It's not just in conceptual terms, though, that there's progression; purely in terms of sound, What a Terrible World, What a Beautiful World is comfortably the most diverse Decemberists effort to date. The songs that bookend it, 'The Singer...' and 'A Beginning Song', are spiralling epics, neither of which would sound especially out of place in an arena, whilst the quickfire 'Better Not Wake the Baby' tackles poverty in old American folk style and 'Til the Water Is All Long Gone' pairs a hushed vocal with some noodling, almost sitar-like guitar work. 'Mistral' and 'The Wrong Year', meanwhile, defy the general perception of The King of Dead by proving that there was plenty left to mine from those rustic country-folk touchpoints, too.

The widely-held view of The Decemberists is that they're a little bit of an acquired taste; purely on the basis of records like Picaresque, you can perhaps understand that, especially when Meloy's lyricism is taken at face value. What a Terrible World, What a Beautiful World is scored through with the group's idiosyncracies - there's certainly no loss of identity here - but what there is, as well, is maturity, ambition and variety, all of which conspire to form the basis of a very fine indie rock record - and there's no strings attached to that qualification.

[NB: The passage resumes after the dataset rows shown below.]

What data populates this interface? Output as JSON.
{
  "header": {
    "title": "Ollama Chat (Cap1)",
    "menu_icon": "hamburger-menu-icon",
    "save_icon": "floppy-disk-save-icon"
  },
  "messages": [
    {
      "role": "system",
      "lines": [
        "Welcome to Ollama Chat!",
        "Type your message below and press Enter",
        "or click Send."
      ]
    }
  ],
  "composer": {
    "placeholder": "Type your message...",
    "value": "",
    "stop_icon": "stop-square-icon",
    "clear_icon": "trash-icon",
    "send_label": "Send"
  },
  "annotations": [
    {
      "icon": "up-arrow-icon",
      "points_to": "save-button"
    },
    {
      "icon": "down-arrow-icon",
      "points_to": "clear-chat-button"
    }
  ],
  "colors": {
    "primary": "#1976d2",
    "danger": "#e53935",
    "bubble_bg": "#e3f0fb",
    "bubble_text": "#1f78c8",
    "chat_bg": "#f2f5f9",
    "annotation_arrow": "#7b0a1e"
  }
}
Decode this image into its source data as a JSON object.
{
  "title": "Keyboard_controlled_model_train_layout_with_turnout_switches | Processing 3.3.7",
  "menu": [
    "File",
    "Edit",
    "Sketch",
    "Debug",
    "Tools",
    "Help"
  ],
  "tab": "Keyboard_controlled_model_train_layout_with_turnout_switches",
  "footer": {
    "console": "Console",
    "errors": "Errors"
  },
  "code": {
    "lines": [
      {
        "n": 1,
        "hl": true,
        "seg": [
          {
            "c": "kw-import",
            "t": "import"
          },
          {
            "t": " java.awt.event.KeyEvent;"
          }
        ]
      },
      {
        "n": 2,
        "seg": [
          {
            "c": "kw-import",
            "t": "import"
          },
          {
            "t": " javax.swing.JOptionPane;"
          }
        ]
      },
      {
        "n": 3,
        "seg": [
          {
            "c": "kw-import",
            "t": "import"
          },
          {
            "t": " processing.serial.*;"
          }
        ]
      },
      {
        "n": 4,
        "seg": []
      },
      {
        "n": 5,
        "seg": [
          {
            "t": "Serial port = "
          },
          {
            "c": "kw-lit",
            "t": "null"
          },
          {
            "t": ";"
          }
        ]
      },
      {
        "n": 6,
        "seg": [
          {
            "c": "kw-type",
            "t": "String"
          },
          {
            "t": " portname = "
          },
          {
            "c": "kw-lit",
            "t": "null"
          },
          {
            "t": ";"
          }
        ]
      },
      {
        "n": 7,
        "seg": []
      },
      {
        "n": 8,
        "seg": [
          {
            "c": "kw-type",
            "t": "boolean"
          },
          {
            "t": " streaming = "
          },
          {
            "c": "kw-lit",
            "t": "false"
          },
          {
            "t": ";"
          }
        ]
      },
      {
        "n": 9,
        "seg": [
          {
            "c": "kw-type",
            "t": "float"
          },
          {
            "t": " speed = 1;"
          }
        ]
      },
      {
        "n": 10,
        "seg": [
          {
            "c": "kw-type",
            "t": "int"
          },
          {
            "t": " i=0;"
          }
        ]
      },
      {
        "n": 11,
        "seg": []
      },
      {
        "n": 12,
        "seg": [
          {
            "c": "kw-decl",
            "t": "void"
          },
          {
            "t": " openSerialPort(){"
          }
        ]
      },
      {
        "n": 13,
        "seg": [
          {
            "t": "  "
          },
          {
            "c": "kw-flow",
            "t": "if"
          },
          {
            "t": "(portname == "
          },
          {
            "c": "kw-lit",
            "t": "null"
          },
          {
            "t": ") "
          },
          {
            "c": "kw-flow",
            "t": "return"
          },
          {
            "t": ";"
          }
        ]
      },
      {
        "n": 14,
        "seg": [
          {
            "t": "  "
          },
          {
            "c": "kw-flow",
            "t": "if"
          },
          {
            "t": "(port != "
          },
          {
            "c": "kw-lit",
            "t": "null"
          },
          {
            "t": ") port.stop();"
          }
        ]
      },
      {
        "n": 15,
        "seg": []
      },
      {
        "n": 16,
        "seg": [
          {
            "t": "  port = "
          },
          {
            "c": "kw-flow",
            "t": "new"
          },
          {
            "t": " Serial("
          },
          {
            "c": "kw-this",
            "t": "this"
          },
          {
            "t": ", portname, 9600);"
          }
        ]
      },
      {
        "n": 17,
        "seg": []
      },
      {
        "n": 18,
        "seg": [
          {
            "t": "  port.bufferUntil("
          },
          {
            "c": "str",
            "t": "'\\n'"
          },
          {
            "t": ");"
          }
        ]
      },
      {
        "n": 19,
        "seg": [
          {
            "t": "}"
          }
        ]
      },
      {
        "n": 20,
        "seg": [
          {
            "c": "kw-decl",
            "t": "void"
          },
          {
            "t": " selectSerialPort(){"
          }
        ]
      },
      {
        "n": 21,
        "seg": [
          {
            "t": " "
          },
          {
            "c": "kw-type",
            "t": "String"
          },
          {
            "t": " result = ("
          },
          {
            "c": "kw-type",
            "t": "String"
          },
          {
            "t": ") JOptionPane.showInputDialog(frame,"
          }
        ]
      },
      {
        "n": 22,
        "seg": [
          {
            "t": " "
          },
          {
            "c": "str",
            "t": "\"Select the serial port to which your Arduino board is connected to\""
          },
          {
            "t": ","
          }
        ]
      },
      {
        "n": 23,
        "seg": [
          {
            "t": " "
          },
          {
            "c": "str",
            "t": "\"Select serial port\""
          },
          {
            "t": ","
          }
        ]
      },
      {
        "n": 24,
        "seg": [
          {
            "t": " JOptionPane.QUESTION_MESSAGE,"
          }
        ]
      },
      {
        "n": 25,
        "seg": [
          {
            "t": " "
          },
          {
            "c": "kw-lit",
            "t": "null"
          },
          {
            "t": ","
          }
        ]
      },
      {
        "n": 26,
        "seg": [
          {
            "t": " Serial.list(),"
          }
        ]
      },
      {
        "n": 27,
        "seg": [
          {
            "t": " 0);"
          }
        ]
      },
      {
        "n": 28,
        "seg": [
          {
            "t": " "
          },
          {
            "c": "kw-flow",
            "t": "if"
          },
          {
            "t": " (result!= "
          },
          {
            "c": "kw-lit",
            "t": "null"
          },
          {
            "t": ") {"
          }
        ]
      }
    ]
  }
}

This is the place you'll find reviews from 405 Readers. To join in, head here.